WHAT YOU WILL DO
Line by line, copy all of the data exactly.

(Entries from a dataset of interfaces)
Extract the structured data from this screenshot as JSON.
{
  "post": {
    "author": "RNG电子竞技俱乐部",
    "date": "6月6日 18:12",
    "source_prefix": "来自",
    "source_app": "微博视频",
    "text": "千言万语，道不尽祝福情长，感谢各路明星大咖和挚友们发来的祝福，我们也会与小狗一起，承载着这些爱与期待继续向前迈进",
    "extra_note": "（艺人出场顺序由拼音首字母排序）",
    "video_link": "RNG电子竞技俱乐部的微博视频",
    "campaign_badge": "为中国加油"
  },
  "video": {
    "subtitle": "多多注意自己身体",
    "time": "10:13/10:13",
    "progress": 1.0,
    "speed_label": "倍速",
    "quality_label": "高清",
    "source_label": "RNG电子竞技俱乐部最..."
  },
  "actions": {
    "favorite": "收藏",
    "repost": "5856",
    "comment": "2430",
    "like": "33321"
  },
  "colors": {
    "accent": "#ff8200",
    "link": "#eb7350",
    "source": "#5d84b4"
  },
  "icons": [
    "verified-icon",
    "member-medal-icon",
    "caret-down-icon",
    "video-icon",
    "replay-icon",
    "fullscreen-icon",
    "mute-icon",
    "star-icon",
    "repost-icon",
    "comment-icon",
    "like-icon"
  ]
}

ANSWER AREA
Extract the structured data from this screenshot as JSON.
{
  "post": {
    "author": "RNG电子竞技俱乐部",
    "date": "6月6日 18:12",
    "source_prefix": "来自",
    "source_app": "微博视频",
    "text": "千言万语，道不尽祝福情长，感谢各路明星大咖和挚友们发来的祝福，我们也会与小狗一起，承载着这些爱与期待继续向前迈进",
    "extra_note": "（艺人出场顺序由拼音首字母排序）",
    "video_link": "RNG电子竞技俱乐部的微博视频",
    "campaign_badge": "为中国加油"
  },
  "video": {
    "subtitle": "多多注意自己身体",
    "time": "10:13/10:13",
    "progress": 1.0,
    "speed_label": "倍速",
    "quality_label": "高清",
    "source_label": "RNG电子竞技俱乐部最..."
  },
  "actions": {
    "favorite": "收藏",
    "repost": "5856",
    "comment": "2430",
    "like": "33321"
  },
  "colors": {
    "accent": "#ff8200",
    "link": "#eb7350",
    "source": "#5d84b4"
  },
  "icons": [
    "verified-icon",
    "member-medal-icon",
    "caret-down-icon",
    "video-icon",
    "replay-icon",
    "fullscreen-icon",
    "mute-icon",
    "star-icon",
    "repost-icon",
    "comment-icon",
    "like-icon"
  ]
}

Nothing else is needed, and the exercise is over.